__Prompt__: Pull each line holding "content" out of the entries below.

Stored entries:
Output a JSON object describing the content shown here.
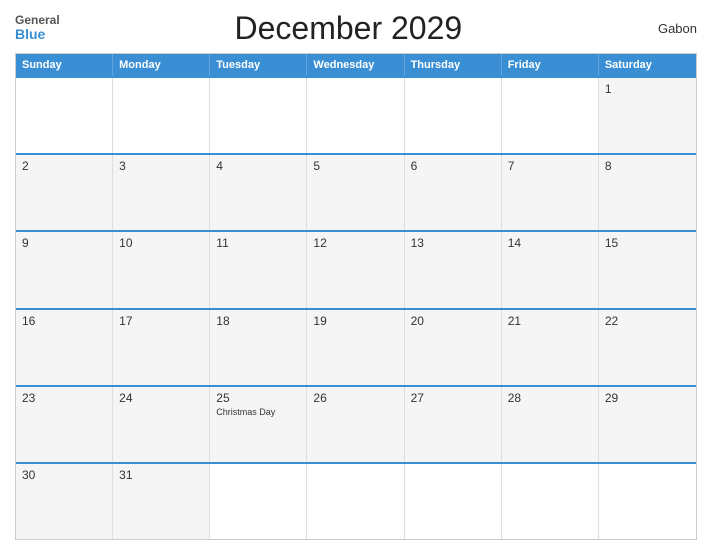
{
  "header": {
    "logo_general": "General",
    "logo_blue": "Blue",
    "title": "December 2029",
    "country": "Gabon"
  },
  "weekdays": [
    "Sunday",
    "Monday",
    "Tuesday",
    "Wednesday",
    "Thursday",
    "Friday",
    "Saturday"
  ],
  "rows": [
    [
      {
        "day": "",
        "empty": true
      },
      {
        "day": "",
        "empty": true
      },
      {
        "day": "",
        "empty": true
      },
      {
        "day": "",
        "empty": true
      },
      {
        "day": "",
        "empty": true
      },
      {
        "day": "",
        "empty": true
      },
      {
        "day": "1"
      }
    ],
    [
      {
        "day": "2"
      },
      {
        "day": "3"
      },
      {
        "day": "4"
      },
      {
        "day": "5"
      },
      {
        "day": "6"
      },
      {
        "day": "7"
      },
      {
        "day": "8"
      }
    ],
    [
      {
        "day": "9"
      },
      {
        "day": "10"
      },
      {
        "day": "11"
      },
      {
        "day": "12"
      },
      {
        "day": "13"
      },
      {
        "day": "14"
      },
      {
        "day": "15"
      }
    ],
    [
      {
        "day": "16"
      },
      {
        "day": "17"
      },
      {
        "day": "18"
      },
      {
        "day": "19"
      },
      {
        "day": "20"
      },
      {
        "day": "21"
      },
      {
        "day": "22"
      }
    ],
    [
      {
        "day": "23"
      },
      {
        "day": "24"
      },
      {
        "day": "25",
        "event": "Christmas Day"
      },
      {
        "day": "26"
      },
      {
        "day": "27"
      },
      {
        "day": "28"
      },
      {
        "day": "29"
      }
    ],
    [
      {
        "day": "30"
      },
      {
        "day": "31"
      },
      {
        "day": "",
        "empty": true
      },
      {
        "day": "",
        "empty": true
      },
      {
        "day": "",
        "empty": true
      },
      {
        "day": "",
        "empty": true
      },
      {
        "day": "",
        "empty": true
      }
    ]
  ]
}
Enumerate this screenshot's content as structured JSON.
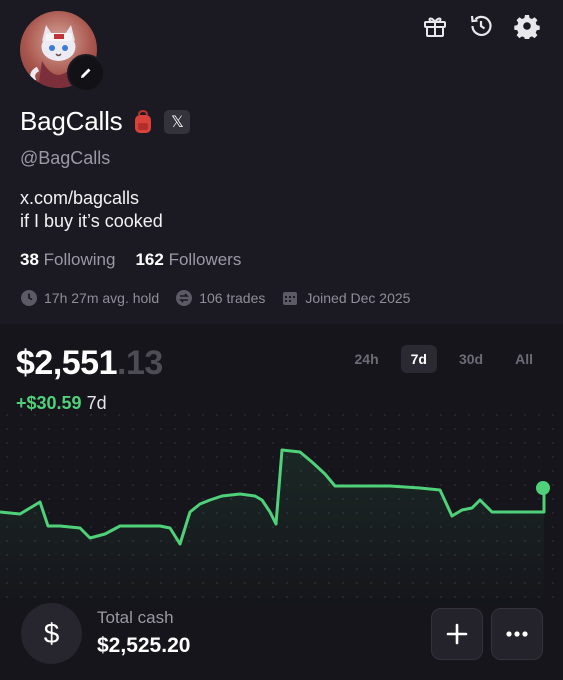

__Task output__:
Output a JSON object describing the content shown here.
Enumerate this screenshot's content as structured JSON.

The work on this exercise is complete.